It’s no secret that a good portion of American households are living with some substantial debt. In fact, the average U.S. household has about $16,000 in credit card debt and $130,000 in total debt. Considering it takes a mortgage, car loan, credit cards, and students loans to be an official adult, it’s no wonder that the vast majority of us fall into this category.
But there is a light at the end of the tunnel, and Murray CPA is here to happily guide you through with 7 free tips for bringing down (and hopefully paying off) that unruly debt. At Murray CPA, your financial well-being is of the utmost importance to us. That’s why we offer services to individuals and businesses, to help you get back on financial track.
- Assess the Situation
Yes, this is going to be a little scary and probably a bit painful, but the plan is to get a solid grasp of where your money is going and to break it down into manageable pieces.

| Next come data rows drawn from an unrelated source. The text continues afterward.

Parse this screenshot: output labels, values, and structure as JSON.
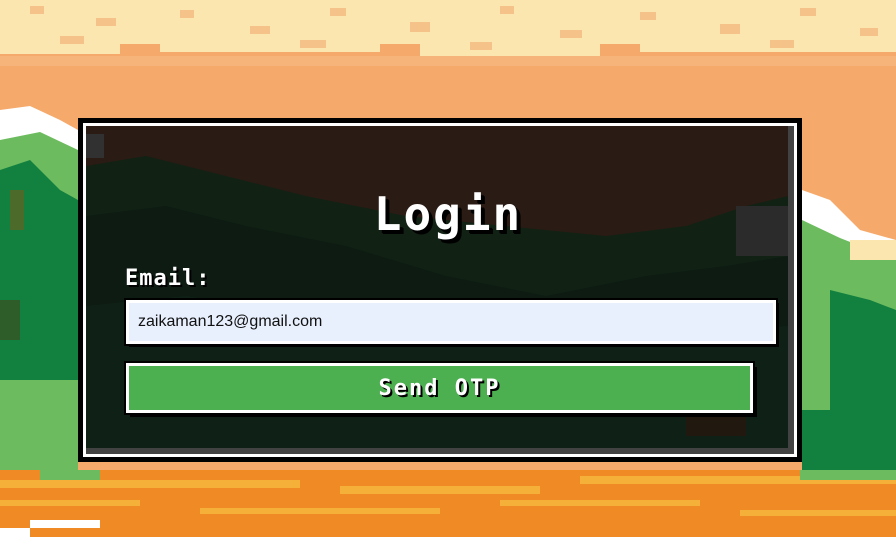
{
  "form": {
    "title": "Login",
    "email_label": "Email:",
    "email_value": "zaikaman123@gmail.com",
    "send_button_label": "Send OTP"
  },
  "colors": {
    "sky": "#f5a96a",
    "sand": "#f08a24",
    "grass": "#6dbb5f",
    "forest": "#12803f",
    "button": "#4caf50",
    "input_bg": "#e8f0fe"
  }
}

Take it old school and use a pencil and paper, or use a computer spreadsheet, but ultimately it’s whatever is easiest for you to keep track of. Include all your payments, mortgage, credit cards, student loans, tax liens, car loans, etc.

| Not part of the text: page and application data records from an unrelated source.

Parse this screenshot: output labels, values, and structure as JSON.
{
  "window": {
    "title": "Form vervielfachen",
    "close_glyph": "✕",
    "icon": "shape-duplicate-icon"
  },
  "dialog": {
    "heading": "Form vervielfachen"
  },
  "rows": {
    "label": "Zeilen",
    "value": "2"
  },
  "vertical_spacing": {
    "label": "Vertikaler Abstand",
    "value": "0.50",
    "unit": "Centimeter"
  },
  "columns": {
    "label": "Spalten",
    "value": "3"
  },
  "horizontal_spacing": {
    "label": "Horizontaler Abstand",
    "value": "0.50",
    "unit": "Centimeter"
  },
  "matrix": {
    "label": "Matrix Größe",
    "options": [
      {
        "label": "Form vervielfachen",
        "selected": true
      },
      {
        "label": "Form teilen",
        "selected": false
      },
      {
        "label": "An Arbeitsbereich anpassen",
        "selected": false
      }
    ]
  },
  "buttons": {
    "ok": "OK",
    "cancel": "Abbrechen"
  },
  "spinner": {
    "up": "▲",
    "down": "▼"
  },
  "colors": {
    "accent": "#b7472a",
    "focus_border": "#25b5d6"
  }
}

Assessing the depth of your debt is vital in that it puts a real world number in your mind, gives you better insight into your interest rates, and helps you to realize how much your payments typically are. With this information properly laid out, you can continue on to the next tip.
- Look for High-Cost Debt Accounts

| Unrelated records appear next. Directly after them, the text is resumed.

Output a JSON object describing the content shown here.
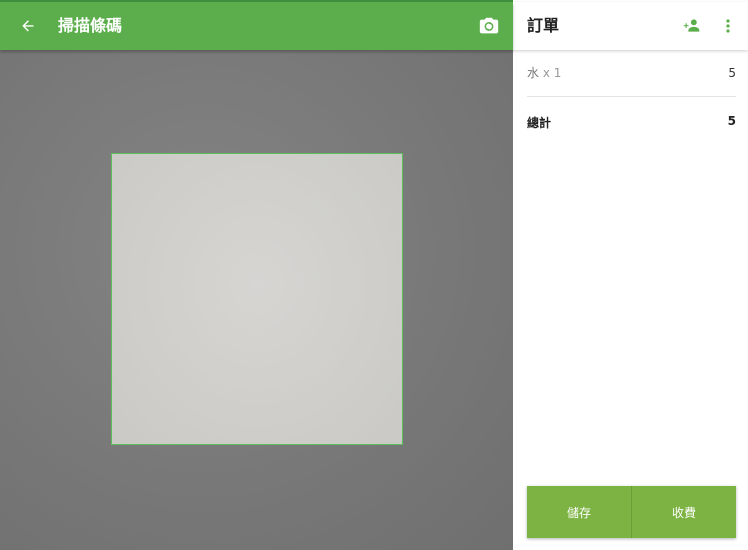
{
  "scanner": {
    "title": "掃描條碼",
    "icons": {
      "back": "arrow-back-icon",
      "camera": "camera-switch-icon"
    }
  },
  "order": {
    "title": "訂單",
    "icons": {
      "add_customer": "add-person-icon",
      "more": "more-vert-icon"
    },
    "items": [
      {
        "name": "水",
        "qty": "x 1",
        "price": "5"
      }
    ],
    "total_label": "總計",
    "total_value": "5",
    "save_label": "儲存",
    "charge_label": "收費"
  },
  "colors": {
    "toolbar": "#5bae4b",
    "action": "#7cb342",
    "scan_frame_border": "#5bbf5a"
  }
}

Depending on interest rates, some debts are going to cause a bigger hole in your purse than usual. The majority of these accounts are likely credit cards so take these tips into consideration:
- Don’t use high interest rate cards unless it’s an emergency
- Think about pay offing off the card with the highest interest rate while you make minimum payments on the others. Then when that’s paid off, move on to the next.
- Don’t close or open any cards. Doing so can hurt your credit rating.
- Pay on time – always.
- Call your credit card companies and try to haggle a lower interest rate. Sometimes it works.
- Cash Out Your Investments
Yeah, nobody wants to do this. But hear us out. The dollars in your investment accounts probably aren’t earning anything close to the rate of your debt interest. Which means paying off the debt is ultimately like getting that return on your investment, but without the risk, and it also helps your current situation. Paying off now can save you money in the long run.
- Get Rid of Your Gold Plated Yogurt Flakes
Ok so that might be a little overboard, but the idea is to get rid of all the unnecessary luxuries that are weighing you down. That monthly spa visit, those weekly happy hour get-togethers, that 1000-channel cable package. Do you really need it? If you’re dreading monthly payments then you need to reevaluate your priorities and focus on cutting back where it counts. Remember, it won’t be forever, just until your debt is under control.
- Pay With Cold Hard Cash
If you’re already in a bad situation, don’t add fuel to the flame by continuing to make purchases with credit cards. Instead opt to buy what you need with cash. If you can’t afford to pay it with the money you have on hand, then rethink the purchase (aside from life essentials of course).
- No Late Payments Please
Making a late payment, or completely missing one, can cause some major damage to your credit rating and accounts. Credit card companies can easily raise interest rates because of a late payment, and oftentimes, the payment just ends up covering late-fees rather than the actual balance, which means more money going down the drain. Moral of the story – don’t make late payments.
- Borrow From Yourself
Have you been able to participate in a 401(k) plan at your job? Well most plans have a feature that allows you to borrow up to 50% of the account’s value, or $50,000, whichever is smaller. Interest rates tend to be much lower than credit cards and so borrowing from your 401(k) can be a viable option. Especially because paying it back means it’s really going back into your pocket. Yes indeed, every penny paid back on that 401(k) loan goes into the borrower’s account, not the lender’s.
But just be aware. You have to repay the loan within five years, and if you leave your job prior to full repayment, then the outstanding balance becomes due immediately. If it’s not repaid, the monies get treated as a distribution to you, which means you’ll be taxed on that amount at regular rates.
If you think you’re situation might require more drastic measures, or you want the help and guidance of Certified Public Accountant, then look no further than Murray CPA. Our professionalism, friendliness, and expertise is the reason so many seek our support. Don’t worry, your debt can and will be under control, with Murray CPA. Call us at (956) 800-5600 to get the help you need.